Growing Plants Demands More Airflow
When plants are at early stages of growth, the leaves are smaller in size. So, the CO2 that they extract from the surrounding air, is not that much in amount. A decent airflow around the leaves might feed them with the essential Co2 supply.
But when they grow up, leaves become larger and the necessity of CO2 follows. Physiological processes like photosynthesis and transpiration take place at a higher extent. The required supply of CO2(for photosynthesis) and O2(for transpiration) raises higher.
So, to keep plants alive, you’ve to vent more of the heavy CO2-rich air out and replace it with fresh air. That obviously, will ask for more powerful, and consistent extractor fans while keeping the passive/active air intake on.
To Evacuate Excess Heat
Lamps, lights, and pumps– these are the common heat sources in any grow system. In a sealed grow room, they become the major source of heat and temperature. If you keep the space unventilated, they’ll quickly raise the temperature to 100+ degrees Fahrenheit.

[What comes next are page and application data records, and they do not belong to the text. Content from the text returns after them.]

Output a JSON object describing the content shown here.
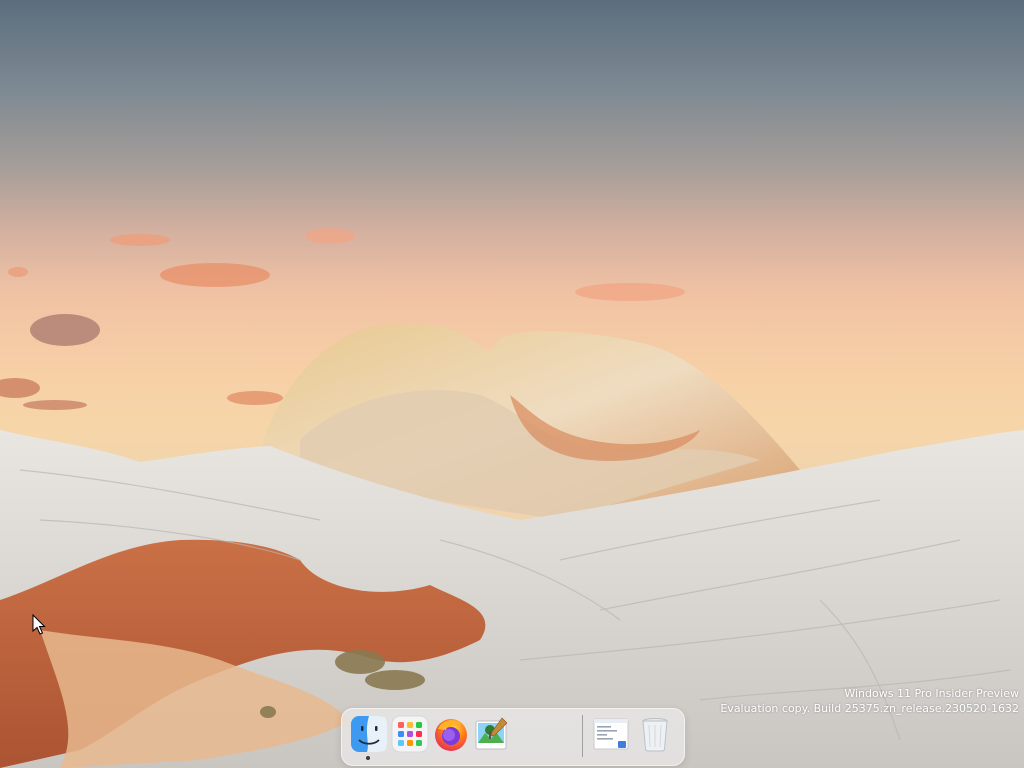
{
  "watermark": {
    "line1": "Windows 11 Pro Insider Preview",
    "line2": "Evaluation copy. Build 25375.zn_release.230520-1632"
  },
  "dock": {
    "apps": [
      {
        "name": "Finder",
        "icon": "finder-icon",
        "running": true
      },
      {
        "name": "Launchpad",
        "icon": "launchpad-icon",
        "running": false
      },
      {
        "name": "Firefox",
        "icon": "firefox-icon",
        "running": false
      },
      {
        "name": "Preview",
        "icon": "preview-icon",
        "running": false
      }
    ],
    "others": [
      {
        "name": "Document",
        "icon": "document-icon"
      },
      {
        "name": "Trash",
        "icon": "trash-icon"
      }
    ]
  },
  "colors": {
    "sky_top": "#5b6e7e",
    "sky_horizon": "#f6d6a9",
    "rock": "#d9d6d0",
    "sand_red": "#b9552c"
  }
}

With such a rise in temperature, plants start to grow slowly and can succumb to heat stress. In the worst case scenario, they might die as well. Because of the barring issues caused by the excess temperature, plants will use all the CO2 and O2 in the space. And that will also raise the humidity of the grow room.
The only way out is to keep the air circulating in the current manner, with the obvious help of extractor and grow room inline fans.
Phew! It had been a long journey from the start to this point of the post. But by the end, we’re hopeful that you’ve learned what and how to work out fan size for grow room or any sealed grow space. Post your comments if you need any custom solution regarding this concern. We’ll be back with an appropriate answer.
- Too Much Negative Pressure in Grow Tent [4 Ways to Fix] - September 14, 2019
- How to Lower Humidity in Grow Tent When It’s too High - August 20, 2019
- Grow Room Fan Size Calculator with Size-wise CFM - July 28, 2019